Wednesday, April 29, 2020

While Staying At Home: Echidne Stuff Which Might Distract You For A Moment

1.  Things you notice while self-isolating:  The Decline Of The Humble Garlic.

What happened to garlic?  Once upon a time a head of garlic had several plump cloves, easily detached from the head, and very easily peeled. The skin came off with just a little bit of rubbing.

Now, unless I shop very carefully*, I get heads of garlic where someone has glued the skin on with superglue.  Attempts to peel the cloves leave sticky garlic skin over all surfaces, including me and the nearby floor.  And what looks like one medium-sized plump clove turns out to be a group of five or six thin sliver cloves, each wearing its own garlic winter coat skin.  Peeling those micro-cloves requires a magnifying class and takes hours.
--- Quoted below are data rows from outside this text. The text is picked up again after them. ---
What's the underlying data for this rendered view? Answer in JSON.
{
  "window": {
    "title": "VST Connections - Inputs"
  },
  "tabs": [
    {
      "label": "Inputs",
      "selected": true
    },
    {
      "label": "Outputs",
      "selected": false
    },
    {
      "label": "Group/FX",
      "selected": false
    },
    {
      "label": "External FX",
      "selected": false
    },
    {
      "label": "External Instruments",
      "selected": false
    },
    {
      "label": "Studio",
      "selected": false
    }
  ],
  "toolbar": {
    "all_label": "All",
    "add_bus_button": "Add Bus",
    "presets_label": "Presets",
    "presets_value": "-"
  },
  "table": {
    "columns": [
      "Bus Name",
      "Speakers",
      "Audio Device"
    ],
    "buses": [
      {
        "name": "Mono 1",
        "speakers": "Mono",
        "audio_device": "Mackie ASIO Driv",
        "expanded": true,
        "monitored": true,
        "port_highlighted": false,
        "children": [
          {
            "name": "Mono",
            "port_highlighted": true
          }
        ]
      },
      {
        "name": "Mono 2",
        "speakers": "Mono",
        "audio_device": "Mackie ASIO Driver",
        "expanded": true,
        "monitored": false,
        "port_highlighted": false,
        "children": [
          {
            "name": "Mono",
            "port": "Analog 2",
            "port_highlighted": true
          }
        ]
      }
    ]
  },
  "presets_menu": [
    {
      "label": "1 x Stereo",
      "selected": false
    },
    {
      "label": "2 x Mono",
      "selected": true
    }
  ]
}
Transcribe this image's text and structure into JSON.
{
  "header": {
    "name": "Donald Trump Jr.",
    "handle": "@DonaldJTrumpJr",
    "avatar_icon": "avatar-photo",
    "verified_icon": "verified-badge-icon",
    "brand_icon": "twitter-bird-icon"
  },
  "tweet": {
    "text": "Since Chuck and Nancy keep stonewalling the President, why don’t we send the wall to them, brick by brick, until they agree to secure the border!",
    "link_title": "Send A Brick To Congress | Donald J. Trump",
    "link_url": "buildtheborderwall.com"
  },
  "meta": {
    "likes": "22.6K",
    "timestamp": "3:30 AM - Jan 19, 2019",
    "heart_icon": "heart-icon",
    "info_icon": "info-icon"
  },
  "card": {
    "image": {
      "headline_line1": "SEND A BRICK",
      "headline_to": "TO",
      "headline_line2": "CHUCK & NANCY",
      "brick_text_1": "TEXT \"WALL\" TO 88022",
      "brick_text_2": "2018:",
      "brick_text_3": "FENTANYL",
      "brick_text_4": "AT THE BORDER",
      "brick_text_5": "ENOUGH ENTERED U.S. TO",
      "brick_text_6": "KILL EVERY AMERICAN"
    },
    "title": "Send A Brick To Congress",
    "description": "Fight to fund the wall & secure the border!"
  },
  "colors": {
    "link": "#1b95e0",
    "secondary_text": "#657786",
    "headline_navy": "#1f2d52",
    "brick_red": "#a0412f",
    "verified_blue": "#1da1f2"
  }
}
This makes me grumpy.

2.  I got even grumpier when scrubbing the floor.  A particular stubborn dried marmalade stain low on a nearby wall made me start scrubbing the woodwork around the door.  It is old and battered, that woodwork, and so my scrubbing allowed a splinter to slide under the nail of my right middle finger.  The "giving the finger" finger.

The pain was pretty exuberant, so I swore as exuberantly while looking for the smallest tweezers in the house.  When I found them I took a deep breath and then yanked the splinter out.  Luckily it came out in one piece.  Less luckily, everything went dark for a second.

After disinfecting (a lot of disinfecting), I felt relief.  Then the lessons I learned:

-  Wear those housework gloves when scrubbing floors, even when they are uncomfortable.
-  There is a good reason why torturers use this particular trick.

3.  Mask-making.  I have now made many face masks.  The first ones I made out of vacuum cleaner bags, using a pattern which follows the shape of the face.  For ties I used various ribbons, piping and elastic thread I had hoarded in the past.

Those work pretty well, but they are rough against the skin, so the next generation of masks has two layers of cotton material (pillowcases) sandwiching several very thin layers of slightly different filmy material from the insides of vacuum cleaner bags.  They are quite comfortable, but I have no idea how effective they are.

I have also made a few cloth masks without any fillers.

While doing all that I mused on the fact that an extremely rich country now has several areas where people are required to wear masks outside (a good requirement), but where getting those masks is left completely to the individuals.  Indeed, one article recommended home-sewing as the answer to this supply-side problem. 

Most people probably don't know how to sew and even fewer have sewing machines.  There are methods allowing the making of no-sew masks, of course, and a bandana works in a pinch.

But still.  There's something very Trumpian about the way a very public health problem is now partly addressed by home-spun and private solutions.  This is because Trump does not seem to see much of a role for the federal government in combating covid-19.  Earlier he implied** that states would be on their own in acquiring masks, gowns, and so on for health care workers.  This has resulted in something like a Wild West market where individual states are bidding against each other.

I believe the reason is that Trump doesn't understand which tasks even conservatives see as the role of the federal government. 


*  Whole Paycheck has some expensive ones which are like the old-time garlic, so not all garlic has suddenly mutated. 

** From here:

Trump initially indicated states should try to buy supplies themselves, but they found themselves competing with each other and the federal government as they scoured the globe for supplies. The president then said he would distribute some supplies, but a failure to start the process earlier and put a single agency in charge exacerbated manufacturing and distribution problems, according to local, state and federal officials.